And why do I need one?
My Dear Hubby ruptured a disk in his neck ten or so years ago. After his pinky finger went completely numb this weekend, he decided to address his literal pain in the neck. The kind doctor prescribed steroids to alleviate swelling and a muscle relaxer to…well…relax his ever-so-tight muscles.
We parted ways after lunch. Sometime later DH sent me this text:
“I took some z-PAC pills and one mule relaxer pill a half ago.”
I immediately offered to pick him up from work—he said he was so dizzy he couldn’t focus. Obviously.
His response: “Why! Work is way more fun when I’m desirous.”
Hmmmm. Besides the great belly laugh, I also got a mini writing lesson out of his words.
Don’t forget to content edit.

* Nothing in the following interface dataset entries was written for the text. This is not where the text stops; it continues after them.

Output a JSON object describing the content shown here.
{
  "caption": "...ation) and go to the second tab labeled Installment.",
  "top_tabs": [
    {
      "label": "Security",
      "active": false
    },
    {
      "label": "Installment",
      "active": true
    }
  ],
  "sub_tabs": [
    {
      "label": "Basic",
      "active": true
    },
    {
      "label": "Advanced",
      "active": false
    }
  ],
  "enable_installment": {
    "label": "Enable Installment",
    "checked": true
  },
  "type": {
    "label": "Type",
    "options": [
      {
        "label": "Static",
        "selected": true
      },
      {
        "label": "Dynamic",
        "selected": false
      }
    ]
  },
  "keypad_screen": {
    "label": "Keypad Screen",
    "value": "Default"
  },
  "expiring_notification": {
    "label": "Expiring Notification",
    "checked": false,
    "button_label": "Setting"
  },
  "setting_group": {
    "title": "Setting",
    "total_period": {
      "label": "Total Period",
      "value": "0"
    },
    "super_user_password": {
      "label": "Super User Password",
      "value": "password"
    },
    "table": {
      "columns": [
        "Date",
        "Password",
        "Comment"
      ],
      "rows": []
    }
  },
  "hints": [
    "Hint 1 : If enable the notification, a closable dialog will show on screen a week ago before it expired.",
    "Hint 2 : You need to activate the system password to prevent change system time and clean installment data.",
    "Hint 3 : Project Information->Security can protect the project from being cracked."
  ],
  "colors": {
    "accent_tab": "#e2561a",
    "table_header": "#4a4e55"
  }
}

A copy edit is one that simply checks grammar, spelling and those pesky typos—mule pills a half ago? At times our work can be technically correct—a desirous work atmosphere—yet make no real-world sense. This is where the content edit comes in.
So what exactly is a content edit?
It’s a check for inconsistencies.
Does your MC answer to Jack on the first page and Jeremy on page 78?
- Did Jasmine enter the scene in a blue sweater and exit wearing a green jacket?
- How in the heck did Sandy wake up from a dream when she never went to bed? Or eat dinner in the middle of the night?
- Is it still raining four hours later, yet Candace walks in from her walk as dry as a newly diapered baby bottom?
- Did Frank age ten years or get younger with each page turn?
- Does Harry flush his toilet on the Dakota plains in 1910?
- When did bubbly Hannah turn into a crass ogre?
These are all examples of content editing. And nothing pulls readers out of a story quicker than inconsistencies and untruths.
What are some of your favorite inconsistencies either in your writing or in books you’ve read? Don’t be shy. We’ve all made some whoppers at some point!
I once had a great opening line for the first day of summer only to have my MC get ready for the first day of school one chapter later.